By Noreen Evans
I’m a survivor of the 2017 wildfires in Santa Rosa, CA.
My home was less than a mile from the fire and my office was in the middle of the burn zone. Throughout the night I was awakened by the high winds and heard popping all over the hills above my house. Now we know propane tanks were exploding. My car alarm went off and my dogs paced the house in terror.
What I didn’t hear were sirens. No alarms were sounded, no electronic alerts were sent. I went outside several times, searching for information, but my neighbors didn’t know anything either.
Finally, my daughter called from her in-laws’ home in Germany. “Mom, it’s all over the news in Germany. Get out now!” I grabbed my dogs and fled to my son’s house several miles away.
Our town was nearly surrounded by fires, to the north, east, and south. It was as if the gates of hell had opened around us.

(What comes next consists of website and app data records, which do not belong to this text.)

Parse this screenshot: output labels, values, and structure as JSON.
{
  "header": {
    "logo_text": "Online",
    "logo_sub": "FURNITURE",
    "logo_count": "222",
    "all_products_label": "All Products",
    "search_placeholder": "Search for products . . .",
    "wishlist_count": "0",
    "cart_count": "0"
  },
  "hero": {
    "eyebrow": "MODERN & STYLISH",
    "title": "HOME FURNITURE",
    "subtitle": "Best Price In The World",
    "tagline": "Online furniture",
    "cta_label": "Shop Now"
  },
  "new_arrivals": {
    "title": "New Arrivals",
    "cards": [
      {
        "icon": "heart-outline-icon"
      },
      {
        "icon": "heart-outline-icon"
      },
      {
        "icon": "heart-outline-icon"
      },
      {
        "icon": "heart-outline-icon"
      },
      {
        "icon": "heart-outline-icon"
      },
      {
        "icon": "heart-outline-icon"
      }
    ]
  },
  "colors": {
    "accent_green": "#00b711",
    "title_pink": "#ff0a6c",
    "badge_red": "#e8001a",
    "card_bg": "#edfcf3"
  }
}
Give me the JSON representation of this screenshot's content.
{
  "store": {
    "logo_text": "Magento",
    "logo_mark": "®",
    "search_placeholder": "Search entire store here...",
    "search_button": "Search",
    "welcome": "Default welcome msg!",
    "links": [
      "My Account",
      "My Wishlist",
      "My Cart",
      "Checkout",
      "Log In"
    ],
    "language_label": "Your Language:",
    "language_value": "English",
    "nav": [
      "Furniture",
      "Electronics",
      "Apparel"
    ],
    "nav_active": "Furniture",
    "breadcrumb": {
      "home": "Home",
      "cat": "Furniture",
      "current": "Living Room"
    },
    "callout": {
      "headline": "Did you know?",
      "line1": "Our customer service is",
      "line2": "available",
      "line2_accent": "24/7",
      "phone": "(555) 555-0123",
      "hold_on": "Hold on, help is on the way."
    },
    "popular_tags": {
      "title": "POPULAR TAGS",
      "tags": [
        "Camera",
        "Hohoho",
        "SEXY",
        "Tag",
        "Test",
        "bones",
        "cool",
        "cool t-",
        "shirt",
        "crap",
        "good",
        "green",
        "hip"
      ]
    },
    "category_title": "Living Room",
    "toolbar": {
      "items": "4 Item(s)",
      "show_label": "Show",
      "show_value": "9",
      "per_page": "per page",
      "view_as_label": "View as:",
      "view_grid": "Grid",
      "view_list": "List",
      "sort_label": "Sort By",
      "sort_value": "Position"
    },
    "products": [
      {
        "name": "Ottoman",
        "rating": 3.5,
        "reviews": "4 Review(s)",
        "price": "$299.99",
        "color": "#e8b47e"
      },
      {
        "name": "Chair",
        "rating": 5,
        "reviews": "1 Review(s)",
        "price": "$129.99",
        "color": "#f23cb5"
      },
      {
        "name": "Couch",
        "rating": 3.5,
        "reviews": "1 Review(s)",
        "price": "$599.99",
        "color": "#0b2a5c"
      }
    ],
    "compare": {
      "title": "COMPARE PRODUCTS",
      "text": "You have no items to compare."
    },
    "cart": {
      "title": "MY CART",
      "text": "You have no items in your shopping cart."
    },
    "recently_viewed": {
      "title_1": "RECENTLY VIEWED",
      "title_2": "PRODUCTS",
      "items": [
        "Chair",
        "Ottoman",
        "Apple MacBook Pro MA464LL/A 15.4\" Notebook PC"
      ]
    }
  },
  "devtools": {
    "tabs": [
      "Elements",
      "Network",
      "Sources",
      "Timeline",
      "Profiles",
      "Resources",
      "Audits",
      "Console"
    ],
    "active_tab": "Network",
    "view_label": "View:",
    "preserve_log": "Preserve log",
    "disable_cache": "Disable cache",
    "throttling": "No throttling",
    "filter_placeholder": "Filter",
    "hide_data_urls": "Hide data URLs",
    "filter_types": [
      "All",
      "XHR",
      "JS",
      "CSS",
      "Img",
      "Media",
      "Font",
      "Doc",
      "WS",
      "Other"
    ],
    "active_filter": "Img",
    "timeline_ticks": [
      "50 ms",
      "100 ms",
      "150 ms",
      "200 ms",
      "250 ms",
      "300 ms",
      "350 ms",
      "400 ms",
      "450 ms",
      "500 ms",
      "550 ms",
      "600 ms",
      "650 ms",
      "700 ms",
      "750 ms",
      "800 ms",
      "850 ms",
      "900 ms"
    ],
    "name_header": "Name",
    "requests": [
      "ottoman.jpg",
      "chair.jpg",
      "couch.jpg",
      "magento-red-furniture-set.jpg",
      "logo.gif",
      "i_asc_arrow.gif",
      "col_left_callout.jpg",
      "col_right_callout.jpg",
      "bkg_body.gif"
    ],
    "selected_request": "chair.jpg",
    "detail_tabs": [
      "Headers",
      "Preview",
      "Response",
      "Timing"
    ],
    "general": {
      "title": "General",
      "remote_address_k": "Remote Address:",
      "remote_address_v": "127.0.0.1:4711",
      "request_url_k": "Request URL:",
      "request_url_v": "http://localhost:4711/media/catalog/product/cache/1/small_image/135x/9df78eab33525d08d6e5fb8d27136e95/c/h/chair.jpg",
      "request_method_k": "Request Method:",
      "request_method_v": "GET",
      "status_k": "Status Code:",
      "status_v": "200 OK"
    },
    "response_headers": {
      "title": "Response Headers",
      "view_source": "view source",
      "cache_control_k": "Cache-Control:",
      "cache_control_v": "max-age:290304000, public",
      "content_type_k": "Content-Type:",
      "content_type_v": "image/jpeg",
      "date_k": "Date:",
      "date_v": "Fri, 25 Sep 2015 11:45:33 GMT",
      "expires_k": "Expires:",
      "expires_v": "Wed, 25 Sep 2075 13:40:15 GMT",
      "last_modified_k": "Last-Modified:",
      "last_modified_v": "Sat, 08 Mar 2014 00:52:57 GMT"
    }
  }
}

At the time I didn’t know it, but future clients were grabbing everything they could and running for their lives. My law firm partner, Deirdre Kingsbury, was evacuated in the middle of the night with her elderly mother. Some people, caught in swirling embers, were convinced they were going to die and said goodbye to loved ones. Many lost pets and some lost brothers, sisters, spouses, and parents. Young caretakers were fighting to evacuate elderly, confused and sometimes bedridden patients. Even hospitals were evacuating.
The fires smoldered for more than 10 days. Signs popped up everywhere, “Sonoma Strong,” “Thank you first responders.”
Our community reeled. We buried our dead, mourned our collective loss of safety, and honored our emergency workers. “Resilience” became our new buzzword.
Following the fires, I joined a team of lawyers representing survivors in litigation against PG&E, whose antiquated, poorly maintained infrastructure caused the fires. We interviewed thousands of survivors. At times I felt like part lawyer and part therapist, trying to help people get past their immediate trauma to understand that better days lay ahead for them.
Six years on, our clients have recovered most of their losses and our community has rebuilt, newer and stronger.
Now I am a member of yet another legal team, representing residents of Maui against yet another energy company whose antiquated, poorly maintained infrastructure caused yet another wildfire, killing scores of people, hundreds of animals, displacing thousands of residents, and devastating local businesses and artists.
The horrific cycle continues.
We who survived the Northern California wildfires understand what the good people of Maui are going through. Grieving, finding housing, recovering income, and restoring a sense of safety are immediate needs.
Holding Hawaiian Electric and others accountable for causing this devastation is probably not top of mind for most survivors. But in the long run, it is necessary. Change will not come unless it is made to come. The voices of the survivors must be heard to prevent such tragedies in the future. Because of the nature of our legal system, the only way to make those voices heard is to sue, to make it too expensive for the wrongdoers not to change.
The road ahead to recovery is long and bumpy. We know the future will not be the same as the past. It will be different, but it can be just as good.